Easily one of the most touching novels ever, I originally had to study Mister Pip for my English class. The job had to be carried out. There was nothing special about the novel, or so I thought. But almost near the end of the story, Mister Pip will blow up anyone’s mind. It’s simply that good.
Winner of the 2007 Commonwealth Writers’ Prize and shortlisted for the 2007 Man Booker Prize, the story fully neglects the world that we know and travels to the desolate island of Bougainville, somewhere in the Pacific. Gradually we learn that Lloyd Jones has set the novel in a village on the Papua New Guinea island during a brutal civil war back in the 90s. As Matilda, the 13-year-old narrator, gets introduced, the war is building up to reach its tipping point. Young boys are sent by their parents to join the rebel forces so they can fight against the ‘red skins’; that’s what the locals call the invading Australian soldiers (because of their red skin under the glowing sun). Many other local families, including doctors and teachers, flee the island. Soon a blockade forms: nobody is coming in or out of the island.
The only white person that stays behind on the island however is Mr Watts. His knowledge of Charles Dickens’ Great Expectations leads him to becoming the most qualified person to teach the local kids. They are consequently introduced to the foreign world of Victorian England: the world of Pip and Mr Dickens.
With the sheer simplicity of life on the island, the kids, eager to learn, question the foreign and unknown. While Jones clearly displays the juxtaposing lives of Matilda and the fictional Pip from Dickens’ Great Expectations, we can also distinguish a few parallels between the two worlds. These short interludes in the overall process of the story contribute enormously to the gloomy and desolated atmosphere on the island. The red skins visit and military helicopters fly over them, yet the children have easily escaped into one of the greatest novels of all time thanks to Mr Watts’ belief in the power of literature.
We have all lost our possessions and many of us our homes,” he said. “But these losses, severe though they may seem, remind us of what no person can take, and that is our minds and our imaginations.
This belief eventually transgressed when Pip and Mr Dickens are mistakenly considered to be rebels by the red skin soldiers. Jones shows that there isn’t always a certain line between fiction and reality. The line that divides the two is in fact drawn by the people and setting of a place. In case of the island, there are many religious characters. Matilda’s mother, Dorothea, is a vivid example of how having faith in something can justify one’s actions in the face of a threat.

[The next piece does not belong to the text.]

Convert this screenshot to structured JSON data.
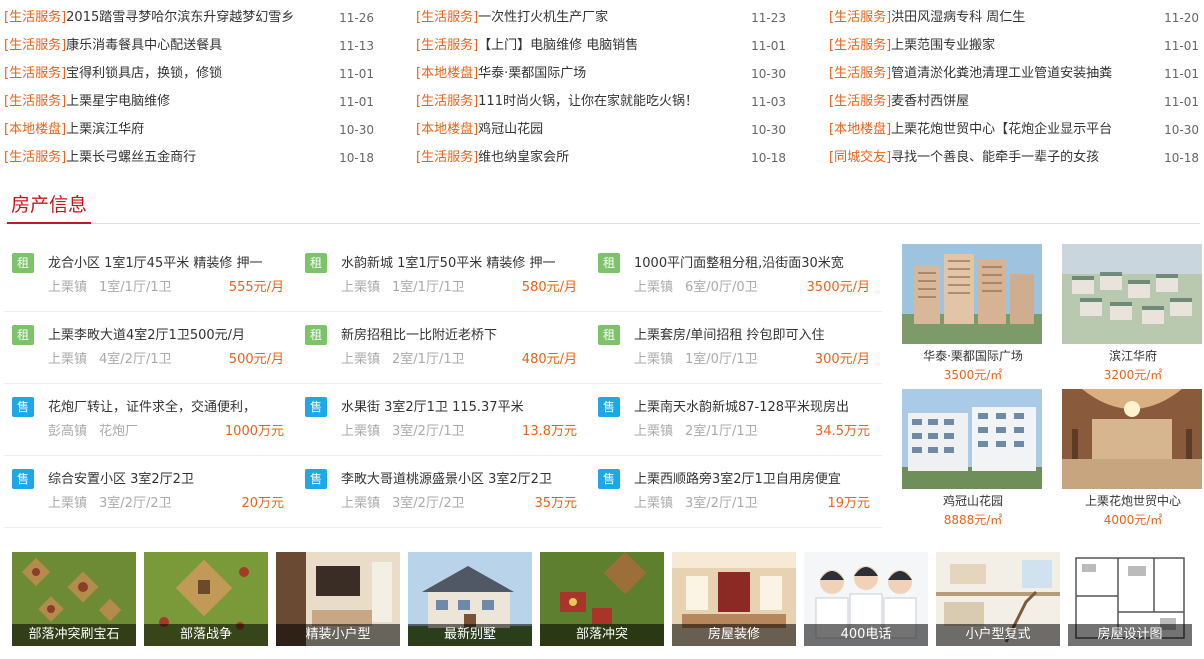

On the other side of the war are the rebel fighters: young and untrained kids from local villages. Their uncanny behaviour beautifully symbolizes the perfect imbalance of nature. The rebels are noisy, drink and stay up all night. Gradually Mr Watts’ tales and rants in the evening about Pip and Mr Dickens eases the tension as everyone escapes in another world with new possibilities and even newer discoveries.
I really like how Jones’ simple, but effective use of language was enough to describe the intense scenery on the island. It made me think of the television series LOST and the novel Lord of the Flies by William Golding. The excessive use of linguistic devices such as similes and personifications, for instance people ‘argue like roosters’, supported the described context and characters very well.
The story does not know any saviour. All villagers, even including Pip and Mr Dickens, are subject to vicious acts that occur in any war. Nevertheless, Mister Pip is an interesting and clever read that stays with you for a long time.